min-chi-cbus wrote:I was just in San Francisco over the weekend and walked at least 6-7 miles around downtown and there were restaurants and retail EVERYWHERE! Obviously, SF is on another level than Minneapolis, but why it's on such a different level I don't quite understand. Yes, SF is a bigger, more important city than Minneapolis. Yes, it has FAR more tourists. But still, it seemed like at least half of the streets in SF were lined with retail in one form or another: whether it was Chinatown, Little Italy, high-end retail like Coach or Prada, or Ma and Pa stores and boutiques -- retail was EVERYWHERE! Maybe it's the near-zero threat of inclement weather in SF that makes it such a walker's (and urban) paradise? Maybe SF has no mega-malls like the Mall of America? It's sad to think that Minneapolis once had one of THE better downtown retail scenes, only to be diminished to its current state, in large part due to MOA's success and a STRONG anti-city sentiment in the Twin Cities (whereas SF is THE place to be in that metro area).
I don't have any one-size-fits-all solutions for downtown Minneapolis, but I agree that infrastructure (particularly aesthetics and a feeling of place and comfort) is very important. However, in SF just about every single sidewalk seemed to be at least 20 years old, with huge cracks, terrible ramps to the street, etc. Minneapolis should make it as easy as possible for businesses to locate within the city, especially downtown. Along with Nicollet; Washington, Hennepin, and at least one more E-W street should be encouraging retail (perhaps 5th or 6th, since they'll eventually line the new park "The Yard" and be near the LRT).
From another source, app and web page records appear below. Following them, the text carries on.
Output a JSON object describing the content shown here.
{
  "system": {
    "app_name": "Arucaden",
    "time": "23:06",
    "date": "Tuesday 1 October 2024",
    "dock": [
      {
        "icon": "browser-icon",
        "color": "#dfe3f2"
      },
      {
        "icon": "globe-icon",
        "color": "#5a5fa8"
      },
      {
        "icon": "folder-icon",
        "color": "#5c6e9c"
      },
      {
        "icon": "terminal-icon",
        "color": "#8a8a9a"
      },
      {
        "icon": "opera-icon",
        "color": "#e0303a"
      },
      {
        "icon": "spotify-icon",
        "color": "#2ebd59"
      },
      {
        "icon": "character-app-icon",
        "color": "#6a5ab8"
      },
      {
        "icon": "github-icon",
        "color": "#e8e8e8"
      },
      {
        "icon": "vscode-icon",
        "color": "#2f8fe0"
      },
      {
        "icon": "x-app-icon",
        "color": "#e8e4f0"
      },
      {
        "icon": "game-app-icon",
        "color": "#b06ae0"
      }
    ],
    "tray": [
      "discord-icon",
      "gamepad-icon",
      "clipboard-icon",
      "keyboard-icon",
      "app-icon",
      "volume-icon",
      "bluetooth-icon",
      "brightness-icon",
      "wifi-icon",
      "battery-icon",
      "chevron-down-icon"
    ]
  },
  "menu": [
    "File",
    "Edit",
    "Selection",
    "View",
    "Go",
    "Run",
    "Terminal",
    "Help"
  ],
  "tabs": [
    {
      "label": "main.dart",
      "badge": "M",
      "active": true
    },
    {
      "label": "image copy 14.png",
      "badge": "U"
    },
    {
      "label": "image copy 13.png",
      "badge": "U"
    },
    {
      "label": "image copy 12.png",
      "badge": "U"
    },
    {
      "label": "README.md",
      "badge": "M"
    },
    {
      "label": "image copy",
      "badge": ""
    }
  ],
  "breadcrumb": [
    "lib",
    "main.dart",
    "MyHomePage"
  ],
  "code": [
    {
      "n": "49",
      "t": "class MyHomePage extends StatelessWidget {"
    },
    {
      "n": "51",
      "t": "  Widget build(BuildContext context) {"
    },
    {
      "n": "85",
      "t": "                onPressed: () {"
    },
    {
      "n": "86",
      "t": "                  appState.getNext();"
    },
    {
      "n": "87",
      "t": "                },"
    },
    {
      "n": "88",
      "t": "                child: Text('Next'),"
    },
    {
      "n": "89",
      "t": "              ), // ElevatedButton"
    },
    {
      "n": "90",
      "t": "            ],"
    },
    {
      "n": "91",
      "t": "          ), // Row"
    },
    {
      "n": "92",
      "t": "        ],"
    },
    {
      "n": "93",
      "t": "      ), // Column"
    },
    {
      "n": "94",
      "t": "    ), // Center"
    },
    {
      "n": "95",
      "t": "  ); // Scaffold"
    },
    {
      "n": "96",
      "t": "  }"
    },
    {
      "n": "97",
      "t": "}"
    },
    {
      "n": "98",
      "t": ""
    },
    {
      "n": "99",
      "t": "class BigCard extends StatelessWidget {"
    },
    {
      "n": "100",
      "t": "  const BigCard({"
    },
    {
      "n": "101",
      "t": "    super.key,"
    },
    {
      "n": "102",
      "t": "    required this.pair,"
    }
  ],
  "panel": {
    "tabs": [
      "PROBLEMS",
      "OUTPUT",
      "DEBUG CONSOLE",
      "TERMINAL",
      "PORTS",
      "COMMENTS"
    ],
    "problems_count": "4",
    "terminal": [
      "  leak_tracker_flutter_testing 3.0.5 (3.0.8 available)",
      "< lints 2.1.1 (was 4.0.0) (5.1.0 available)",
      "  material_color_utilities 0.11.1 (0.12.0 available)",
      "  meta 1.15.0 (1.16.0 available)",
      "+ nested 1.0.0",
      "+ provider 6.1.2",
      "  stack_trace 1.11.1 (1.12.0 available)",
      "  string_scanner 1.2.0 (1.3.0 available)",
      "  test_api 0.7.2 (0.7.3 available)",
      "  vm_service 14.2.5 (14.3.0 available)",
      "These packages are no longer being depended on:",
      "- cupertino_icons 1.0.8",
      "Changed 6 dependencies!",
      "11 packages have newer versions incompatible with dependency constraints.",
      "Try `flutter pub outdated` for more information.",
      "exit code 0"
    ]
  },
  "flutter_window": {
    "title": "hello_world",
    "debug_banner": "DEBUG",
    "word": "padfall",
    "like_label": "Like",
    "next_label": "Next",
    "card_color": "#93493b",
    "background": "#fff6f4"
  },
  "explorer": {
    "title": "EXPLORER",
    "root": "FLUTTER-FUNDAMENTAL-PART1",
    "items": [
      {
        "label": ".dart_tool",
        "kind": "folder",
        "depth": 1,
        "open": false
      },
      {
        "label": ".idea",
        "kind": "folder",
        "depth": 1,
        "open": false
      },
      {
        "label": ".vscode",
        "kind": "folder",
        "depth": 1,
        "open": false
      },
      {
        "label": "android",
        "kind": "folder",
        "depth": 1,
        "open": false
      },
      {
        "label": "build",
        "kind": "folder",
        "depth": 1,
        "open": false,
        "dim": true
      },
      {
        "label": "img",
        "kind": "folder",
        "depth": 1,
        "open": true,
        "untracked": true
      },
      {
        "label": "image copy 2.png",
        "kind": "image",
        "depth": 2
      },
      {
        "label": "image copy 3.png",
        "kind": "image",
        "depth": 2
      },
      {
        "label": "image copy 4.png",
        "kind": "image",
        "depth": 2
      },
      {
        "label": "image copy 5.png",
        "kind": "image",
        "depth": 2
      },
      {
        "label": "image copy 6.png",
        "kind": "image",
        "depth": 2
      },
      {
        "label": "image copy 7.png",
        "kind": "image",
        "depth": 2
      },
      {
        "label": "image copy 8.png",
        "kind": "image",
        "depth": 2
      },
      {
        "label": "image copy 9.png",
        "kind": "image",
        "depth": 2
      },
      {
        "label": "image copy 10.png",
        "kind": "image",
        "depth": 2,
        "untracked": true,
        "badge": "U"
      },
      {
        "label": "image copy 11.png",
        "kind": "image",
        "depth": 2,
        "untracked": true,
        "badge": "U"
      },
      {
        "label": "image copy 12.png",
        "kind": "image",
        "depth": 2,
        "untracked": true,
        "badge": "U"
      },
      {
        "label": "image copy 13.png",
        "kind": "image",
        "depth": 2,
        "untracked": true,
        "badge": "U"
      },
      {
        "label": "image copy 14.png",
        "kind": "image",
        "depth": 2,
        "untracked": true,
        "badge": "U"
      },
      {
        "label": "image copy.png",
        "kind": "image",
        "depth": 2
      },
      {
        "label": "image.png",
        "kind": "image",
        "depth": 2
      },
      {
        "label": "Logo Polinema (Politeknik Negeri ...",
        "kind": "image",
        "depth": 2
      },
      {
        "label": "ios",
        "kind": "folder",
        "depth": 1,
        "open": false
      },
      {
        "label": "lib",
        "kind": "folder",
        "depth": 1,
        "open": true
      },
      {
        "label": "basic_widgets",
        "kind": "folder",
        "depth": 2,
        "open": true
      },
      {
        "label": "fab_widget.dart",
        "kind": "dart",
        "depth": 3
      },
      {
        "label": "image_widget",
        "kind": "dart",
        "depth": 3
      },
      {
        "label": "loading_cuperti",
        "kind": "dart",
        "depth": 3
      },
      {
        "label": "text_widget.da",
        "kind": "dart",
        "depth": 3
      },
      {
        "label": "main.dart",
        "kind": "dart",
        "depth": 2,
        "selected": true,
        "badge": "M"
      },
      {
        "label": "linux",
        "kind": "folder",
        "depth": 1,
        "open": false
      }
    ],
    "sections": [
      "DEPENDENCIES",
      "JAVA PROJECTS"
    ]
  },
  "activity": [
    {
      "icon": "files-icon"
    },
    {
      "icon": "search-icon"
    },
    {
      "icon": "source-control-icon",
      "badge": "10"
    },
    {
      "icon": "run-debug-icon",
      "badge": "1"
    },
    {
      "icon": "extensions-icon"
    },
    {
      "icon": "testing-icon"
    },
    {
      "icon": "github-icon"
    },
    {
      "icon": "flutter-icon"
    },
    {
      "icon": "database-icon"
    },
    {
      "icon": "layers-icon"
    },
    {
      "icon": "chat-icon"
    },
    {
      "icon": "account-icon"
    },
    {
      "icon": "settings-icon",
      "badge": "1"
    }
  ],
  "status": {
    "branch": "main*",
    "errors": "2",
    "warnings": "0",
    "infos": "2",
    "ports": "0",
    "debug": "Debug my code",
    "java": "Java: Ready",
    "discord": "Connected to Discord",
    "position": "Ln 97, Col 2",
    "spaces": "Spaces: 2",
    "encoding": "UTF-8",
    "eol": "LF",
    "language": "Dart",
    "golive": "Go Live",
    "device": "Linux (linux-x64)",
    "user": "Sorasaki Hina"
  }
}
Felt the exact same thing when I was in Boston and Seattle. Everything in Minneapolis is confined between Nicollet and 1st Ave, and 8th Street and Washington. A rectangular corridor that renders the rest of downtown useless after 5pm and on weekends.